Copy each line containing "Best" from the listing below.

■ **Data supplied**:
▬▬▬

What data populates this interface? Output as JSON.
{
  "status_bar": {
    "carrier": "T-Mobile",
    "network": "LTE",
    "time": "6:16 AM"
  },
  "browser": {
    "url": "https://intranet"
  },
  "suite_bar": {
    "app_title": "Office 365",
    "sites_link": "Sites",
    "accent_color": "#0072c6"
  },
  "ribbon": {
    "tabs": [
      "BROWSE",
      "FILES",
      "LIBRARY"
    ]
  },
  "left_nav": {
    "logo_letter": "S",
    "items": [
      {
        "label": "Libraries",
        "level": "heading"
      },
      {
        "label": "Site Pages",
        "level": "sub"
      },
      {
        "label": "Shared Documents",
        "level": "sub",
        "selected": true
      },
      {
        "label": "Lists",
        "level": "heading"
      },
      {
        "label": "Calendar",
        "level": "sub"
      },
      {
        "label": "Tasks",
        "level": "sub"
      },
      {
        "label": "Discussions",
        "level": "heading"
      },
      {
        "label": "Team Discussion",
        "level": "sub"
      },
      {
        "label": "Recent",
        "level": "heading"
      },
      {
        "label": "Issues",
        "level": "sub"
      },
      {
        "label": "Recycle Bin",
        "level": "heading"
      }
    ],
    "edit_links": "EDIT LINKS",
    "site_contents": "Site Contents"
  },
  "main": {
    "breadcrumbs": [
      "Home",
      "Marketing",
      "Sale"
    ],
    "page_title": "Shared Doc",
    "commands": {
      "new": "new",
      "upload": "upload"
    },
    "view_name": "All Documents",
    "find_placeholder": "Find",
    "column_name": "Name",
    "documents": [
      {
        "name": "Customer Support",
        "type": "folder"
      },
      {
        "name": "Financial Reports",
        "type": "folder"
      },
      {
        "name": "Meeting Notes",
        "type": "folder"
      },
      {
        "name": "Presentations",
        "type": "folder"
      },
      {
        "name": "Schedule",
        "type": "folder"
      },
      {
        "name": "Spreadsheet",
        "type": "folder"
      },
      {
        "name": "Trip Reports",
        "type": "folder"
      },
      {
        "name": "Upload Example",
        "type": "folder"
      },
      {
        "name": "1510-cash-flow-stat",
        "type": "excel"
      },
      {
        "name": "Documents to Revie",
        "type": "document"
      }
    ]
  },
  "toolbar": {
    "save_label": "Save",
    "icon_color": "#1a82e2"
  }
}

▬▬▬

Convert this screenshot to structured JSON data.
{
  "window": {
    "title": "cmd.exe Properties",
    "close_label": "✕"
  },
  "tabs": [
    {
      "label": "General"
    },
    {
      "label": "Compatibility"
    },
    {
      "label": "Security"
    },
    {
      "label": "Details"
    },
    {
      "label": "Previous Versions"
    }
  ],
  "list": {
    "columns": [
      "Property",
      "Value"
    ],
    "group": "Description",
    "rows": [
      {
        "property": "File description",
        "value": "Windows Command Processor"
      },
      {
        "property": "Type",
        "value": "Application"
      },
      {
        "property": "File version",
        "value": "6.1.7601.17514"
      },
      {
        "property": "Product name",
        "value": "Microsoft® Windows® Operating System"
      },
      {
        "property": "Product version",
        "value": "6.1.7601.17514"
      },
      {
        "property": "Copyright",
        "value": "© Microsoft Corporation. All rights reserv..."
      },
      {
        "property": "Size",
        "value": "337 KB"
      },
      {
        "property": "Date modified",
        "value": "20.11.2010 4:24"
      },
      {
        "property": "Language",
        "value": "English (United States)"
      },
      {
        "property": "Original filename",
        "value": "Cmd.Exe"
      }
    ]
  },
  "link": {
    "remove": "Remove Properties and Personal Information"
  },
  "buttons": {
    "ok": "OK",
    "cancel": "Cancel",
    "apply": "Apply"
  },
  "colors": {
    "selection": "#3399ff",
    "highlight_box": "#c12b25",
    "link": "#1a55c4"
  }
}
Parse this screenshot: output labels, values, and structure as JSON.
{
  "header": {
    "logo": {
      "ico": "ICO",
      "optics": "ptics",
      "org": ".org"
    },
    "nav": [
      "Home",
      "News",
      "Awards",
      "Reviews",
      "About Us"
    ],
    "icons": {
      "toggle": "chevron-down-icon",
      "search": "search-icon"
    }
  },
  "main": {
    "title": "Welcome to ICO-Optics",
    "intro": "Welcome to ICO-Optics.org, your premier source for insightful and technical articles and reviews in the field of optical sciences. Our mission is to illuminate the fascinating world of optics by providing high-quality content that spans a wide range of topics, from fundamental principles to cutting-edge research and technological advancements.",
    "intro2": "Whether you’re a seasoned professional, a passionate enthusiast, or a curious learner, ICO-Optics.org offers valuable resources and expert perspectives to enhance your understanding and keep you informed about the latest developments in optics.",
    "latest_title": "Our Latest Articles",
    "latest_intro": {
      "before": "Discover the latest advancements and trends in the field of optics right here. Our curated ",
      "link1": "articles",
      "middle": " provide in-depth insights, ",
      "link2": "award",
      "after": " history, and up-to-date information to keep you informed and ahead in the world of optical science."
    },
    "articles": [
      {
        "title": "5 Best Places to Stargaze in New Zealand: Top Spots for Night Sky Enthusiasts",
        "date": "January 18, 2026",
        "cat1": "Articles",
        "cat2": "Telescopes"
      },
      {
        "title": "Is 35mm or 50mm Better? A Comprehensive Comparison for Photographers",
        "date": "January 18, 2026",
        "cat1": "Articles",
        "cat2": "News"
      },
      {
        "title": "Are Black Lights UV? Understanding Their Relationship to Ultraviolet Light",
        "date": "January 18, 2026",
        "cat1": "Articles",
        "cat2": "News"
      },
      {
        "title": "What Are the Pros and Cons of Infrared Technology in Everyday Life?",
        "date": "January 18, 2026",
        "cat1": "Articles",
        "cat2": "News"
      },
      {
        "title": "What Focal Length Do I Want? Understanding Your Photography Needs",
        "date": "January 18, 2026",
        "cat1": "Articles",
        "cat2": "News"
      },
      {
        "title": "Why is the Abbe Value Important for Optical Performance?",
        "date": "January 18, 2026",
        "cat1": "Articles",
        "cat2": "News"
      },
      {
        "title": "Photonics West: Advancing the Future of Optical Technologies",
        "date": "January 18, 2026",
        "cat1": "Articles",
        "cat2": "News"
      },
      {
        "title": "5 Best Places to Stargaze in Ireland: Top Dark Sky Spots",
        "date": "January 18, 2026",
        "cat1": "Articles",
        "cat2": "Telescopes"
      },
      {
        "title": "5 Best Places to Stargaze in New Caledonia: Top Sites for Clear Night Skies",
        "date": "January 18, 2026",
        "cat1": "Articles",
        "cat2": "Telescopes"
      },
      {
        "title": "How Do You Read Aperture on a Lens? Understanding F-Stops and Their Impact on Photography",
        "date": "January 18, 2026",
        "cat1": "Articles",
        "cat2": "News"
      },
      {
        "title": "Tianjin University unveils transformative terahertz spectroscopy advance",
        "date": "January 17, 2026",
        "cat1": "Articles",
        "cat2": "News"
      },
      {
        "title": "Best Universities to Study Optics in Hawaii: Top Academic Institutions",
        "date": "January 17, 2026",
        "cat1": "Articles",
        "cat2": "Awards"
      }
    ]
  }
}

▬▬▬

■ **Finished task**:
        "title": "5 Best Places to Stargaze in New Zealand: Top Spots for Night Sky Enthusiasts",
        "title": "5 Best Places to Stargaze in Ireland: Top Dark Sky Spots",
        "title": "5 Best Places to Stargaze in New Caledonia: Top Sites for Clear Night Skies",
        "title": "Best Universities to Study Optics in Hawaii: Top Academic Institutions",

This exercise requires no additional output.